But this philosophy can also lead to its adherents blaming themselves for every terrible or even just mildly unpleasant thing that happens, both in the world in general and to themselves in particular. It’s in that spirit that A Return to Love features a long section in which Williamson explains how she brought a vicious sore throat upon herself just after moving to a new city, before she had established herself with a regular doctor.

Williamson had just been in three separate car accidents before the incident in question, she says. During each accident Williamson had retained her faith that she “was not subject to the effect of worldly danger” (because worldly danger is an illusion), and hence “was not harmed or hurt in any way.” But she found that after her accidents, she received special attention from her friends, who “rubbed my neck and back gently” and “oozed gentleness all over me.”

The attention felt good,” Williamson writes, in horrified italics. “Being sick made people love me more.”

Williamson’s enjoyment of her friends’ sympathy, she writes, was a “sin.” It led to her seeing herself “as a body rather than a spirit, which is a loveless rather than loving self-identification.” And it was because of this weakness of her mind that she was paid the wages of her sin, she concludes triumphantly: “Thus my sore throat.”

But luckily, as soon as Williamson repented before God, he healed her. She stopped at a bar, and when a man began to try to chat her up, she decided that in the spirit of the Course in Miracles, she should listen to him rather than blow him off. (Williamson’s understanding of the Course contains rather a lot of advice about women submitting to men and how that submission is a sign of true strength.) And who should that man be, but a doctor with a prescription pad and a sense of ethics flexible enough that he immediately wrote Williamson a prescription for her sore throat on the spot?

This is a miracle!” Williamson told the doctor. “I prayed for healing, and I corrected my thoughts but the Holy Spirit couldn’t give me an instantaneous healing because I’m not advanced enough yet to receive it — it would be too threatening to my belief system — so He had to enter the level of my understanding, and you were there, but if I hadn’t opened my heart to you I would never have been able to receive the miracle because I wouldn’t have been open!”

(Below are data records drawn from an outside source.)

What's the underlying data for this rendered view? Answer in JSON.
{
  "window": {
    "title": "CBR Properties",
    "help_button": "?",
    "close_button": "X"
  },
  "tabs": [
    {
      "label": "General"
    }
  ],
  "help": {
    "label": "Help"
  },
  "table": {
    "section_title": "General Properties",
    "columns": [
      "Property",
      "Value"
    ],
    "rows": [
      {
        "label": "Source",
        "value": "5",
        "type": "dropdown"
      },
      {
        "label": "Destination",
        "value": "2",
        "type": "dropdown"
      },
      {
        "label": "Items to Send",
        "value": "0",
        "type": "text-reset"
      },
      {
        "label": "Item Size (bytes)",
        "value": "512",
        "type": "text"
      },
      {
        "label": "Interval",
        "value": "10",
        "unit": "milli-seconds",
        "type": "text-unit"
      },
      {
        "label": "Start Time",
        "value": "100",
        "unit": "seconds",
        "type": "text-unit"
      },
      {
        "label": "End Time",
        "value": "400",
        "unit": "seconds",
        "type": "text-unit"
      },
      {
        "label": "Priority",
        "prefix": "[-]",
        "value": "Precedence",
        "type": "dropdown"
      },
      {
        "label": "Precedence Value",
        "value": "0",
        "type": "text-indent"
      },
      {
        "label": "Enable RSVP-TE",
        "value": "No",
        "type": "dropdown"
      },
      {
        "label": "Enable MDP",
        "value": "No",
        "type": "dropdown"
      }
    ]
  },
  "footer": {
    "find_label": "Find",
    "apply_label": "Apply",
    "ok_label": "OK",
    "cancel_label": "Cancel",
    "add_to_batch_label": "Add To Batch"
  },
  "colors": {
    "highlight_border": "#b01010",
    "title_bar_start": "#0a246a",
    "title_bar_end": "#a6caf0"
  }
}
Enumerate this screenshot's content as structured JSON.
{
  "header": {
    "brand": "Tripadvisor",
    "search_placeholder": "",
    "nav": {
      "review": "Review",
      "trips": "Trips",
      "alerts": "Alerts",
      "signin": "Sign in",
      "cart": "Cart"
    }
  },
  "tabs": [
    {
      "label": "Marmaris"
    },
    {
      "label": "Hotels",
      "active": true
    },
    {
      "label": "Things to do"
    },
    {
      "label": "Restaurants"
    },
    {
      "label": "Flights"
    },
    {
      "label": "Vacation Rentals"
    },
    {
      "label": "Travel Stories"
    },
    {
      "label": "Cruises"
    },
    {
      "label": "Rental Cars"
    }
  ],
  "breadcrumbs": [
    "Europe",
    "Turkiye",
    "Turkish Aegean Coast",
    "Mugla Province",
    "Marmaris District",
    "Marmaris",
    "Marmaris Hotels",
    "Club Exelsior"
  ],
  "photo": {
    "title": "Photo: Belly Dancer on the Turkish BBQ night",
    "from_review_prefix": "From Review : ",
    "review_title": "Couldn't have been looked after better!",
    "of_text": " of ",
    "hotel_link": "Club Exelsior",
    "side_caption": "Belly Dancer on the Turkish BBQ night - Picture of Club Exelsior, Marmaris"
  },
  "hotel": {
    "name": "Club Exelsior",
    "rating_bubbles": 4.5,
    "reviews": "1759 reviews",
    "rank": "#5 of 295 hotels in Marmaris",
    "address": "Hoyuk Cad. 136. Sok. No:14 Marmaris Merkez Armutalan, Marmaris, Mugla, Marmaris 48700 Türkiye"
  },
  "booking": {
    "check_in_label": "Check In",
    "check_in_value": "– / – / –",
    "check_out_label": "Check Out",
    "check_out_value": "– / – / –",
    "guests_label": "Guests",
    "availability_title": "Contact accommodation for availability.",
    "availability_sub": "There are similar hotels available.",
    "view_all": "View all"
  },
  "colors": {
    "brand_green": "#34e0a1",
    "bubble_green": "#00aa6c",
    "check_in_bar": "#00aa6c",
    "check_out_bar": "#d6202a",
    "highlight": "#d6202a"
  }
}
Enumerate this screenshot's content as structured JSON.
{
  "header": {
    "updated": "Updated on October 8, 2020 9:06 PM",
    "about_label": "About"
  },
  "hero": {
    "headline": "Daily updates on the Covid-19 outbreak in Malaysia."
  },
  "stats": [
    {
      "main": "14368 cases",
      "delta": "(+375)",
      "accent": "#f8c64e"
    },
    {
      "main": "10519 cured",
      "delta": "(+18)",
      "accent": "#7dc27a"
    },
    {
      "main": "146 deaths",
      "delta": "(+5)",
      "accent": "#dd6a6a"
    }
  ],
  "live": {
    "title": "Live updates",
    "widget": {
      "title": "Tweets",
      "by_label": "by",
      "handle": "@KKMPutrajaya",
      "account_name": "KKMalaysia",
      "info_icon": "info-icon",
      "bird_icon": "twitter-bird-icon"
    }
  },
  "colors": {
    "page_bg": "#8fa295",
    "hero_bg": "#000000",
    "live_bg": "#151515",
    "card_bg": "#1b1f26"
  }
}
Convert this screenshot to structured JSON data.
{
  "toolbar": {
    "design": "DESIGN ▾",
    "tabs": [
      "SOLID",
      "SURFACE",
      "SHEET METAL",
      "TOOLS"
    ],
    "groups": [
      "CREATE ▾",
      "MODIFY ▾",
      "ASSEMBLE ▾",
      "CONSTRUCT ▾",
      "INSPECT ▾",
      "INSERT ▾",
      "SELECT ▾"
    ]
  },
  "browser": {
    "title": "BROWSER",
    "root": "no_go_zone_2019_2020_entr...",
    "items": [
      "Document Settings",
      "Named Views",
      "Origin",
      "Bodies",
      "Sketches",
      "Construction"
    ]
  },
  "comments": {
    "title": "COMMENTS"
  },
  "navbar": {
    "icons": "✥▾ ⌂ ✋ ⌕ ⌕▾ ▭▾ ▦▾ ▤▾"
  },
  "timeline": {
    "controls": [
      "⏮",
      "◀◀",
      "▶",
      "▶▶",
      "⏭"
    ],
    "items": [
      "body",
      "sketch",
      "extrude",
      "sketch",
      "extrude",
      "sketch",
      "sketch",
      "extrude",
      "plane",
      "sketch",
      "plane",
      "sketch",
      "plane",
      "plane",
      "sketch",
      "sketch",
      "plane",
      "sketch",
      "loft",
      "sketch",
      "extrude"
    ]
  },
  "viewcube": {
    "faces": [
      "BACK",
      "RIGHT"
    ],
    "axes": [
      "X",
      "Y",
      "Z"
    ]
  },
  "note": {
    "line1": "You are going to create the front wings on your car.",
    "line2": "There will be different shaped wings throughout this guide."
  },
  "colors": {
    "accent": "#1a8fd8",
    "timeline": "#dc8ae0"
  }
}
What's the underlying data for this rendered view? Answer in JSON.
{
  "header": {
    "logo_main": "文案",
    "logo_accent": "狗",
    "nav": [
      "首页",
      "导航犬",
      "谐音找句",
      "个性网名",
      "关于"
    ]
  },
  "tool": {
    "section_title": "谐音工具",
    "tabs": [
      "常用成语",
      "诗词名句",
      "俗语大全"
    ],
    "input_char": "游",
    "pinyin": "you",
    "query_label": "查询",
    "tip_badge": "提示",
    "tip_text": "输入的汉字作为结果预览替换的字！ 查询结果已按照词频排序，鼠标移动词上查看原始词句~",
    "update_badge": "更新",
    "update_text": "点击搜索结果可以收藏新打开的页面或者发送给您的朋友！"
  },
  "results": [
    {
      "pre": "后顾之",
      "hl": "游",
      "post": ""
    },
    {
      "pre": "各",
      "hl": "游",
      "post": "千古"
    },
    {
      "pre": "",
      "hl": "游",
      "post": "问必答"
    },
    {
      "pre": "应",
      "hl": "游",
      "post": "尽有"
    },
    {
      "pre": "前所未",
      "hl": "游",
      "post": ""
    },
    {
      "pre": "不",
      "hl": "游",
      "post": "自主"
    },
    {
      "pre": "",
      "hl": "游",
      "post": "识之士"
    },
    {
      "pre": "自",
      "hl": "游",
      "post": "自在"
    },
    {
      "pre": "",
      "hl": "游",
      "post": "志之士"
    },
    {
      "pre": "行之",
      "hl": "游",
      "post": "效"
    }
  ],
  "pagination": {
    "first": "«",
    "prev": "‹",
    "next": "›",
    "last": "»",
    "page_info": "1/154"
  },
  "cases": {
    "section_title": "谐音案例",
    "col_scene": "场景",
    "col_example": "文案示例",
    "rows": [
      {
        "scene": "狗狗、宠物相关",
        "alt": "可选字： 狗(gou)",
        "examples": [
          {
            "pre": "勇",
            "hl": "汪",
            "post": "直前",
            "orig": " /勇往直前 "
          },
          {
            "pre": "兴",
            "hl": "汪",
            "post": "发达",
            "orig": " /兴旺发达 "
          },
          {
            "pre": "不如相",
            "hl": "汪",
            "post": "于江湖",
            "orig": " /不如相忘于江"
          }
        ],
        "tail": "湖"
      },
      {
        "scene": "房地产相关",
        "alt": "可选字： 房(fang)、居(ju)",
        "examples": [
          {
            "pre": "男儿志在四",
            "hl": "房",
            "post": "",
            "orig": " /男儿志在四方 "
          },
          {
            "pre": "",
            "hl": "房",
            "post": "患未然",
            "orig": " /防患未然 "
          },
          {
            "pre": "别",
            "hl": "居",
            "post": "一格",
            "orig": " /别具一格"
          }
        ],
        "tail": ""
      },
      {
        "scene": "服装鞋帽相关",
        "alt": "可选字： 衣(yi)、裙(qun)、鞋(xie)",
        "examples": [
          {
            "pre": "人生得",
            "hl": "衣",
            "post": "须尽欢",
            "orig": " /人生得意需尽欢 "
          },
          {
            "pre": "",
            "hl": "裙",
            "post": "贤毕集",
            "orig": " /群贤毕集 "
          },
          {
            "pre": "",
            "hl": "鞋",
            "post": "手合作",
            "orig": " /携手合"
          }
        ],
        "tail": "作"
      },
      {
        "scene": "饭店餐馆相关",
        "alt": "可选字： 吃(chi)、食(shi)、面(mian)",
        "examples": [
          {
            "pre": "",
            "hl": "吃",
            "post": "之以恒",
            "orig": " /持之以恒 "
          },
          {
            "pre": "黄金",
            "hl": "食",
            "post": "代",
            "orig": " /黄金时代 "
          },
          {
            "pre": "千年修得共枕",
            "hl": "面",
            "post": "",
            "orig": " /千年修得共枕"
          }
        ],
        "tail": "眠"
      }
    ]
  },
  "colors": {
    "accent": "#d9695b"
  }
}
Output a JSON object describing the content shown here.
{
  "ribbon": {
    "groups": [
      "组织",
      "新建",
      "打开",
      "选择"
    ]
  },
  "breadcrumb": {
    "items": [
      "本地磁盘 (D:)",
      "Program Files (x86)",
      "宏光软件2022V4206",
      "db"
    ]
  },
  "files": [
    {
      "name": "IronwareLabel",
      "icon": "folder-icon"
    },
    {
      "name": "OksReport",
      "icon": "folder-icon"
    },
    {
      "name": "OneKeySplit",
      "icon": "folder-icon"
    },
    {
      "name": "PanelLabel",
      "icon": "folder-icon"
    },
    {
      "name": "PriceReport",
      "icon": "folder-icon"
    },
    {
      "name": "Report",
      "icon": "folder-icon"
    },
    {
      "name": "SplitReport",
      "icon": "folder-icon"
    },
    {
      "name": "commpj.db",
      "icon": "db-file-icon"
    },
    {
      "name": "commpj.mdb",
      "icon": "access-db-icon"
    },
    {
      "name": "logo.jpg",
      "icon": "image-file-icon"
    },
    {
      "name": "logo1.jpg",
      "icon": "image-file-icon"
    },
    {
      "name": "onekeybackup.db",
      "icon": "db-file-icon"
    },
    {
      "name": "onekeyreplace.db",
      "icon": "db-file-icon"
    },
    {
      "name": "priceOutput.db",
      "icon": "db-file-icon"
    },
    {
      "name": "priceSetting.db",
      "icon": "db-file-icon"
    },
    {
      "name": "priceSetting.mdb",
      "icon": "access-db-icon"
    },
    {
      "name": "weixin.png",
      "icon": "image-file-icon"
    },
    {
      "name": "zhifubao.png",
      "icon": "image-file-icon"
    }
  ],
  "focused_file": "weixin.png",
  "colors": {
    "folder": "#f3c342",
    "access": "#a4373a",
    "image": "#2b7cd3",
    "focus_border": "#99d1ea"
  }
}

The belief that it is our own individual unloving and fearful thoughts that make us ill and that create sadness in the world — and also give us sore throats — might make sense for a self-help author in the business of selling books about learning to love one’s self. But for a presidential candidate, it is more troubling.

If we are personally responsible for the bad things that happen to us, then we are personally responsible when we are the victims of crime, of war, of illness and poverty. Structural inequality isn’t to blame for those problems: we are.

That questionable belief does not carry through into many of Williamson’s proposed policy ideas. She was an early proponent of offering reparations to black Americans, and she supports programs like universal pre-K and free college.

But fundamental to what Williamson is selling is the idea that everything that is wrong and bad in the world comes from individual people, and that our sins will be manifested on our bodies. That’s why, in the end, the most important line of Williamson’s most famous quote isn’t, “Who am I to be brilliant, gorgeous, talented, fabulous?” It’s that brisk, admonishing corrective that follows it: “Actually, who are you not to be?”

Sign up for the newsletter Today, Explained

Understand the world with a daily explainer plus the most compelling stories of the day.